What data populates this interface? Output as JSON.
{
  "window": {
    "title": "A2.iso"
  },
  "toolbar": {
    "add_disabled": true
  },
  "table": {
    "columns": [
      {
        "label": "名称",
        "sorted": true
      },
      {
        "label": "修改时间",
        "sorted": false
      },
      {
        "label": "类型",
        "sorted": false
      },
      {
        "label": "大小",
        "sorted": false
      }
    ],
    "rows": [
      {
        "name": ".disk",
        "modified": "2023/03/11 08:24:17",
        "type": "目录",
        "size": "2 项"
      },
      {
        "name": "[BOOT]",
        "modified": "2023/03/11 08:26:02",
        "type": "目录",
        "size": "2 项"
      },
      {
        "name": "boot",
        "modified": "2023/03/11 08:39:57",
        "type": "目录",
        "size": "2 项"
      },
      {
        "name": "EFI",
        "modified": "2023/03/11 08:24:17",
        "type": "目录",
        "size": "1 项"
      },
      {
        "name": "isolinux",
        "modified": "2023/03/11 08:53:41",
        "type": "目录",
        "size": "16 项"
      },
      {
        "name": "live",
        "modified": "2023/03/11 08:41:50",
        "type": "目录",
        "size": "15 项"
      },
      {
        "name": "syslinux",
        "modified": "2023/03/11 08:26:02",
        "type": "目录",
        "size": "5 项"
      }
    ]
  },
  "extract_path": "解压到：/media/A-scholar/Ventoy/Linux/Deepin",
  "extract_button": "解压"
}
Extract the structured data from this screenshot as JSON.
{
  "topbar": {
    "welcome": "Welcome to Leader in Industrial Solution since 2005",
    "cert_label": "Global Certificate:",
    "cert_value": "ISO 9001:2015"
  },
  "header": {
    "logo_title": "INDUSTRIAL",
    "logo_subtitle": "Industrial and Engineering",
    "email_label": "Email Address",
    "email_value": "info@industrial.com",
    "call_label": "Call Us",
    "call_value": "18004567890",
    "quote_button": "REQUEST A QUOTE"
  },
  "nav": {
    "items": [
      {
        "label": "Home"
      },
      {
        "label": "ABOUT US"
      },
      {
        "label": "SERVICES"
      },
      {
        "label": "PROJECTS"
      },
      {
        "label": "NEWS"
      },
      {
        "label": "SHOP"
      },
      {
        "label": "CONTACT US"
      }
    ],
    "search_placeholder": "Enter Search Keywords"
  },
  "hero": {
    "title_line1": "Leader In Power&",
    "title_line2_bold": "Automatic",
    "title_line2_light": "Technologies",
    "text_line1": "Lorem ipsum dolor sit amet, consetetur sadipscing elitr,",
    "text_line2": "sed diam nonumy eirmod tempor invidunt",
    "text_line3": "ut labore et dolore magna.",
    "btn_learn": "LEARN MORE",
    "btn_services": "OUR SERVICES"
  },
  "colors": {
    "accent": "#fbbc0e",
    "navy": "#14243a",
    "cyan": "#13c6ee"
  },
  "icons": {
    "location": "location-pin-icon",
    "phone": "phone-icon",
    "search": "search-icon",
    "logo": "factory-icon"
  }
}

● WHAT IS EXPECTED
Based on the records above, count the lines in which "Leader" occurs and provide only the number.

● EXPECTED ANSWER
2